cover image Red London

Red London

Alma Katsu. Putnam, $27 (352p) ISBN 978-0-593-42195-6

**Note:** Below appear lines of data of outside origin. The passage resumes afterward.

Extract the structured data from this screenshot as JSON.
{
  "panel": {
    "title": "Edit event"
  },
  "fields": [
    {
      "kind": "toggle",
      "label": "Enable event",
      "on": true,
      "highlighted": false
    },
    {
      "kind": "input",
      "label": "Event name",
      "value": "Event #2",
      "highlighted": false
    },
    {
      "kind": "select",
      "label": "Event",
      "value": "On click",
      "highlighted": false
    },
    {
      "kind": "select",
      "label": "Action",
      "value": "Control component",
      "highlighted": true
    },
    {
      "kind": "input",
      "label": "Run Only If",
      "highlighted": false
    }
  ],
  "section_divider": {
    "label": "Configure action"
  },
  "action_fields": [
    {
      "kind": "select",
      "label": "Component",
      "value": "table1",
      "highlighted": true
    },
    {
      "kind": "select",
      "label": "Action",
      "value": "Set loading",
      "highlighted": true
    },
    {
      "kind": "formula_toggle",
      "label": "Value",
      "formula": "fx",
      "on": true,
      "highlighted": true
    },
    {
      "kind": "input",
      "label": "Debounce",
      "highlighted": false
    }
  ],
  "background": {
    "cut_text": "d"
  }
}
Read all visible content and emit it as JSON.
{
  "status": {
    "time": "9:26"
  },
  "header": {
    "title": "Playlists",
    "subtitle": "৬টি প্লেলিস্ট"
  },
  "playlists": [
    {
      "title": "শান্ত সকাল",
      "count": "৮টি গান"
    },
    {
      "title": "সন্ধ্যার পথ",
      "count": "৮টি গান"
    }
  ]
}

Set in a near future in which Viktor Kosygin has replaced Vladimir Putin as Russia’s president after “the Ukraine fiasco,” Katsu’s entertaining if flawed sequel to 2021’s Red Widow takes CIA agent Lyndsey Duncan to London, to work with Dmitri Tarasenko, a Russian “war criminal and double agent,” but she’s soon taken off the Tarasenko case to go undercover to investigate Russian oligarch Mikhail Rotenberg. The Brits want him out of the U.K.; the CIA wants to know about his relationship with Kosygin. Lyndsey’s mission is to befriend Mikhail’s unhappy English trophy wife, Emily, and see whether she’s open to turning on her husband. As a former CIA agent, Katsu knows her tradecraft, and she does a good job ratcheting up the suspense as Mikhail gets increasingly more fearful and paranoid—and more cruel to Emily, who fears he’ll disappear with their two young children. On the other hand, Emily is little more than a pitiable figure, and there’s way too much backstory. Still, a spy novel that focuses on relationships (including Lyndsey’s), women, and family is a refreshing change from the usual genre fare. Katsu should win new fans with this one. Agent: Richard Pine, InkWell Management. (Mar.)